Corinne Mossati

Corinne Mossati is the Founder/Editor of popular online magazine Gourmantic and Cocktails & Bars, a website dedicated to cocktail culture and the discerning drinker. She is named in Australian Bartender Magazine’s Top 100 Most Influential List since 2013, is a member of The Academy responsible for judging the World’s 50 Best Bars. She has also judged the inaugural Australasian Whisky Awards and various national cocktail competitions.


  • Ah, a blog that shares my own passions of food and travel! Just stumbled across your blog and I am impressed with how much and how widely you’ve travelled! Will be reading your articles with interest..

    • Forager: Hello and welcome 🙂 Thank you for the kind comment. Always lovely to come across someone who shares the same passions. I look forward to discovering more about your blog as well.

  • Ah, an insightful review.
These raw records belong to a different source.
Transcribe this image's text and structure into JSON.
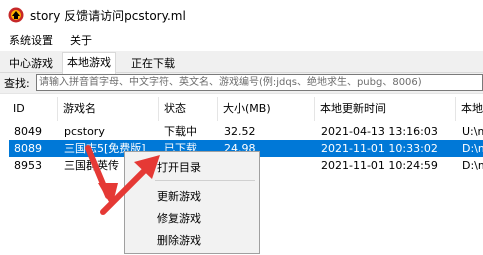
{
  "window": {
    "title": "story 反馈请访问pcstory.ml"
  },
  "menu": {
    "items": [
      "系统设置",
      "关于"
    ]
  },
  "tabs": [
    {
      "label": "中心游戏"
    },
    {
      "label": "本地游戏"
    },
    {
      "label": "正在下载"
    }
  ],
  "search": {
    "label": "查找:",
    "placeholder": "请输入拼音首字母、中文字符、英文名、游戏编号(例:jdqs、绝地求生、pubg、8006)"
  },
  "table": {
    "columns": [
      "ID",
      "游戏名",
      "状态",
      "大小(MB)",
      "本地更新时间",
      "本地"
    ],
    "rows": [
      {
        "id": "8049",
        "name": "pcstory",
        "status": "下载中",
        "size": "32.52",
        "updated": "2021-04-13 13:16:03",
        "path": "U:\\m"
      },
      {
        "id": "8089",
        "name": "三国志5[免费版]",
        "status": "已下载",
        "size": "24.98",
        "updated": "2021-11-01 10:33:02",
        "path": "D:\\m"
      },
      {
        "id": "8953",
        "name": "三国群英传",
        "status": "",
        "size": "",
        "updated": "2021-11-01 10:24:59",
        "path": "D:\\m"
      }
    ]
  },
  "context_menu": {
    "items": [
      "打开目录",
      "更新游戏",
      "修复游戏",
      "删除游戏"
    ]
  },
  "colors": {
    "selection": "#0078d7",
    "annotation_arrow": "#e53935"
  }
}
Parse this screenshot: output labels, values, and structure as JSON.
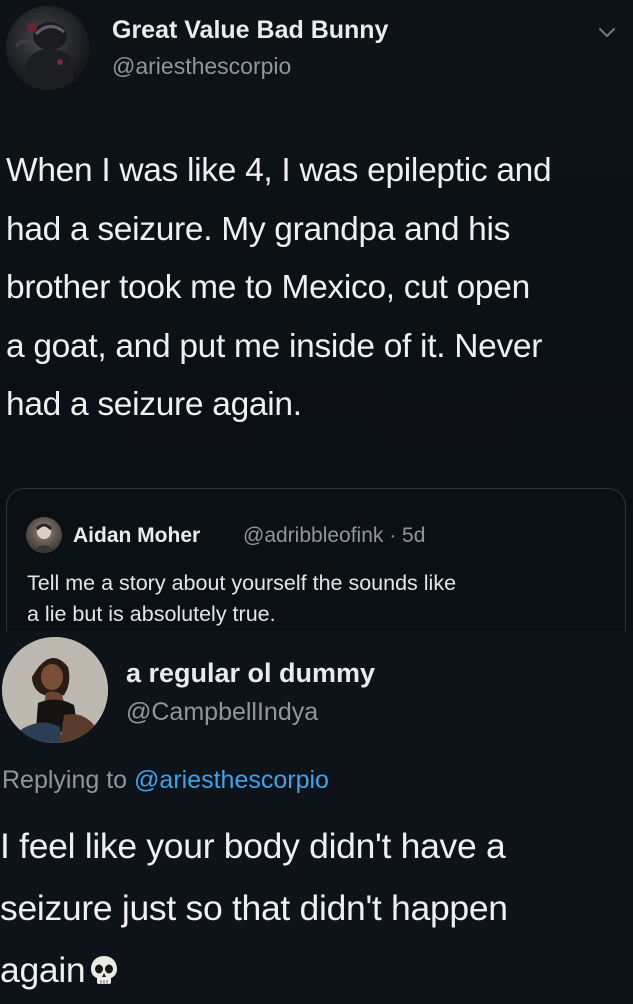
{
  "tweet": {
    "author_name": "Great Value Bad Bunny",
    "author_handle": "@ariesthescorpio",
    "menu_icon": "chevron-down-icon",
    "text_lines": [
      "When I was like 4, I was epileptic and",
      "had a seizure. My grandpa and his",
      "brother took me to Mexico, cut open",
      "a goat, and put me inside of it. Never",
      "had a seizure again."
    ],
    "quoted_tweet": {
      "author_name": "Aidan Moher",
      "author_handle_time": "@adribbleofink · 5d",
      "text_lines": [
        "Tell me a story about yourself the sounds like",
        "a lie but is absolutely true."
      ]
    }
  },
  "reply": {
    "author_name": "a regular ol dummy",
    "author_handle": "@CampbellIndya",
    "replying_prefix": "Replying to",
    "replying_to": "@ariesthescorpio",
    "text_lines": [
      "I feel like your body didn't have a",
      "seizure just so that didn't happen",
      "again"
    ],
    "emoji_icon": "skull-emoji-icon"
  },
  "colors": {
    "background": "#0c1116",
    "primary_text": "#eef0f1",
    "secondary_text": "#8c979f",
    "link": "#3fa2ec",
    "border": "#2c343b"
  }
}
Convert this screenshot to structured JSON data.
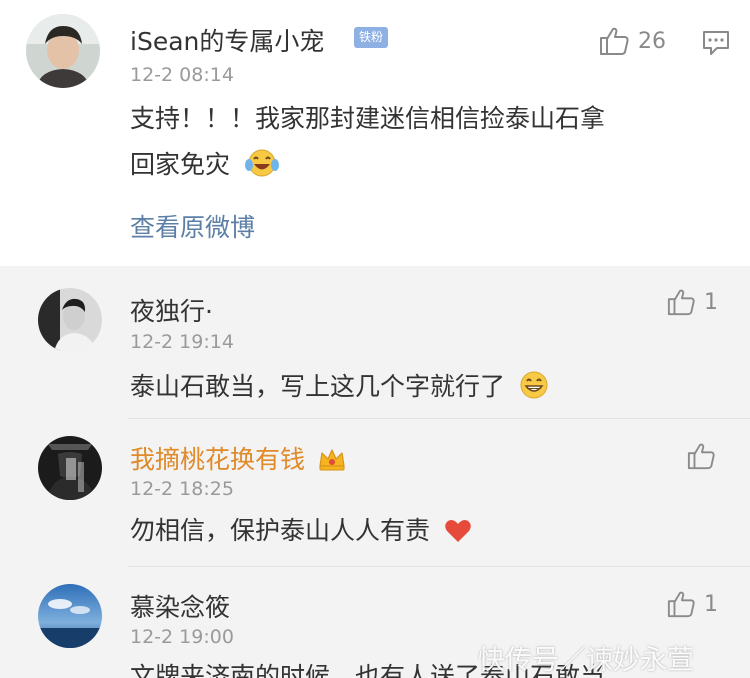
{
  "main_comment": {
    "username": "iSean的专属小宠",
    "badge": "铁粉",
    "time": "12-2 08:14",
    "like_count": "26",
    "text_line1": "支持！！！我家那封建迷信相信捡泰山石拿",
    "text_line2": "回家免灾",
    "view_original": "查看原微博"
  },
  "replies": [
    {
      "username": "夜独行·",
      "time": "12-2 19:14",
      "like_count": "1",
      "text": "泰山石敢当，写上这几个字就行了"
    },
    {
      "username": "我摘桃花换有钱",
      "time": "12-2 18:25",
      "like_count": "",
      "text": "勿相信，保护泰山人人有责"
    },
    {
      "username": "慕染念筱",
      "time": "12-2 19:00",
      "like_count": "1",
      "text": "文牌来济南的时候，也有人送了泰山石敢当"
    }
  ],
  "watermark": "快传号／谏妙永萱",
  "colors": {
    "link": "#5c7fa8",
    "vip_name": "#e08a2a",
    "badge": "#8fb0e3",
    "reply_bg": "#f3f3f3"
  }
}
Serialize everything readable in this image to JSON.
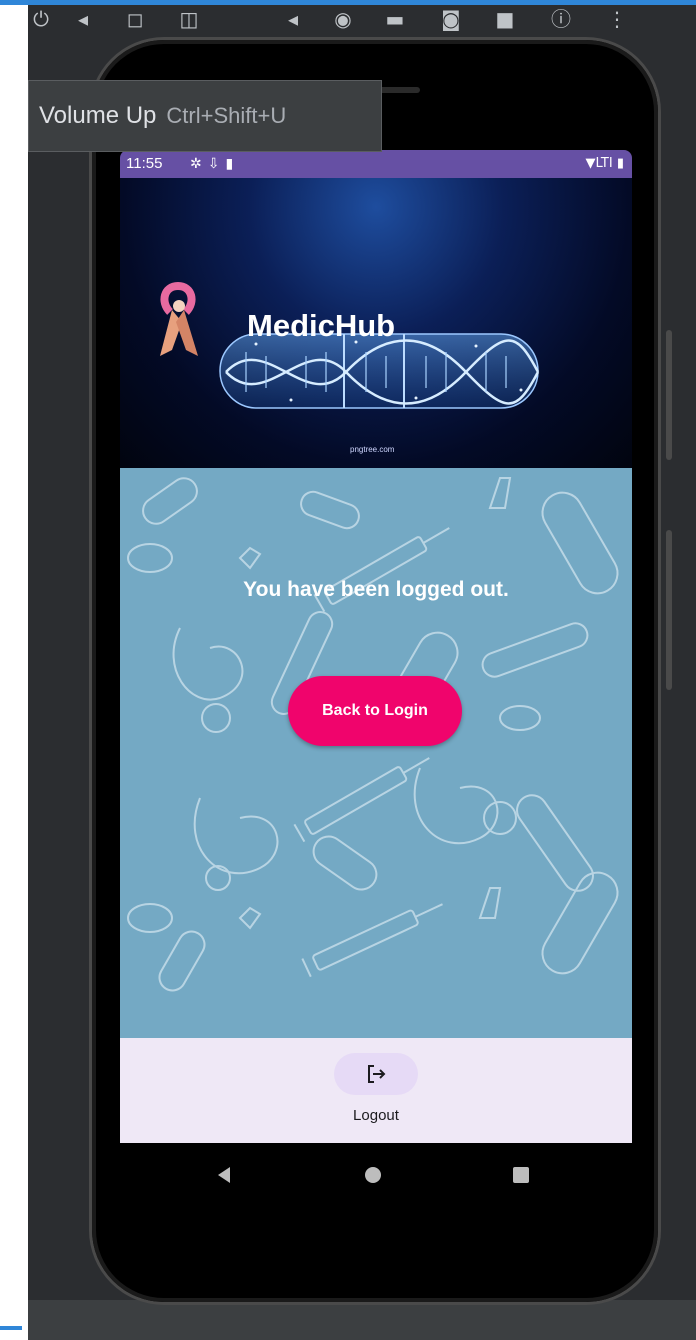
{
  "emulator": {
    "toolbar_icons": [
      "power-icon",
      "volume-up-icon",
      "volume-down-icon",
      "rotate-left-icon",
      "rotate-right-icon",
      "screenshot-icon",
      "camera-icon",
      "more-icon"
    ],
    "tooltip": {
      "label": "Volume Up",
      "shortcut": "Ctrl+Shift+U"
    },
    "accent_color": "#2f86d8"
  },
  "status_bar": {
    "time": "11:55",
    "icons": [
      "settings-icon",
      "download-icon",
      "sd-card-icon"
    ],
    "right": "▼LTI ▮",
    "color": "#6650a4"
  },
  "banner": {
    "title": "MedicHub",
    "credit": "pngtree.com"
  },
  "main": {
    "message": "You have been logged out.",
    "back_button": "Back to Login",
    "button_color": "#f0046c",
    "background_color": "#74a9c4"
  },
  "bottom_nav": {
    "items": [
      {
        "label": "Logout",
        "icon": "logout-icon"
      }
    ]
  },
  "system_nav": [
    "back-icon",
    "home-icon",
    "recents-icon"
  ]
}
I caught this film on the flight back from Cancun last week, as well. I share your sentiments, but was assured by my seatmate that “the book was much better”. Not sure I’ll get around to it, though. I’ve already donated enough of my life to this narrative! 🙂

    • Daniel: Your comment made me chuckle! I wouldn’t invest any more time on it either. I did check out the blog that Julie had kept at the time, and even that too confirmed my opinion of the movie.
      Good to see you back here again 🙂

  • I have to agree. Reading Julie Powell’s book, you realise she’s a lot more unpleasant in real life than she is depicted in the film. I’d have to disagree with the idea that she loves french food, I don’t think she does, I think it was just an exercise in proving that she could complete something!

    • Reemski: You’re one up on me if you’ve read the book. Skimming her blog entries was enough of a deterrent. I also found it a little difficult to believe that she was able to afford all the ingredients to cook those recipes every day for a year. Weren’t they struggling to live in the tiny apartment?
      And yes, absolutely. The determination was to prove she could finish something, the love of French cuisine came secondary to her almost obsession with accomplishment and Julia Child.

  • I watched this on the flight to Japan recently! I must say I didn’t like Julie Powell’s character, though I learned more about Julia Child and thought Meryl Streep was pretty good…

    • Helen: Goes to show how her lacking is lacking, particularity that she didn’t appeal to us foodies. I could have watched the entire movie on Julia Child and her husband!